■ **EXERCISE**
The records, repeated exactly and in full, are the expected answer.

■ **EXERCISE DATA**
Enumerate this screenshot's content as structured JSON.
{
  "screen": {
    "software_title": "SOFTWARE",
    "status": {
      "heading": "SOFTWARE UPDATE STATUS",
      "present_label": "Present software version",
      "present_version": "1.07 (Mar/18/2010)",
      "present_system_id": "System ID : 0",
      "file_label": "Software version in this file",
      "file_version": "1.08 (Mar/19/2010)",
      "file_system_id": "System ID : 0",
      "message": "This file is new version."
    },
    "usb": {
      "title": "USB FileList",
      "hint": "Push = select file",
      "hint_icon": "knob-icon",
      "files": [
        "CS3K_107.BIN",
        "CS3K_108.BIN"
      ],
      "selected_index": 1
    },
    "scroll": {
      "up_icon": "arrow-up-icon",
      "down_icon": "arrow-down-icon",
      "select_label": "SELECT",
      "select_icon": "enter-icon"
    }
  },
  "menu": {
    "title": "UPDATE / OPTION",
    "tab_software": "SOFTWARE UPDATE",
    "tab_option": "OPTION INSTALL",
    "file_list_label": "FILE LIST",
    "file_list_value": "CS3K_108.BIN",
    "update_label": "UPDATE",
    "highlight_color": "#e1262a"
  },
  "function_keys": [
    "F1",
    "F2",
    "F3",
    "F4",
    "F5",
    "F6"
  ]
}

■ **ANSWER TO THE PROBLEM**
Enumerate this screenshot's content as structured JSON.
{
  "screen": {
    "software_title": "SOFTWARE",
    "status": {
      "heading": "SOFTWARE UPDATE STATUS",
      "present_label": "Present software version",
      "present_version": "1.07 (Mar/18/2010)",
      "present_system_id": "System ID : 0",
      "file_label": "Software version in this file",
      "file_version": "1.08 (Mar/19/2010)",
      "file_system_id": "System ID : 0",
      "message": "This file is new version."
    },
    "usb": {
      "title": "USB FileList",
      "hint": "Push = select file",
      "hint_icon": "knob-icon",
      "files": [
        "CS3K_107.BIN",
        "CS3K_108.BIN"
      ],
      "selected_index": 1
    },
    "scroll": {
      "up_icon": "arrow-up-icon",
      "down_icon": "arrow-down-icon",
      "select_label": "SELECT",
      "select_icon": "enter-icon"
    }
  },
  "menu": {
    "title": "UPDATE / OPTION",
    "tab_software": "SOFTWARE UPDATE",
    "tab_option": "OPTION INSTALL",
    "file_list_label": "FILE LIST",
    "file_list_value": "CS3K_108.BIN",
    "update_label": "UPDATE",
    "highlight_color": "#e1262a"
  },
  "function_keys": [
    "F1",
    "F2",
    "F3",
    "F4",
    "F5",
    "F6"
  ]
}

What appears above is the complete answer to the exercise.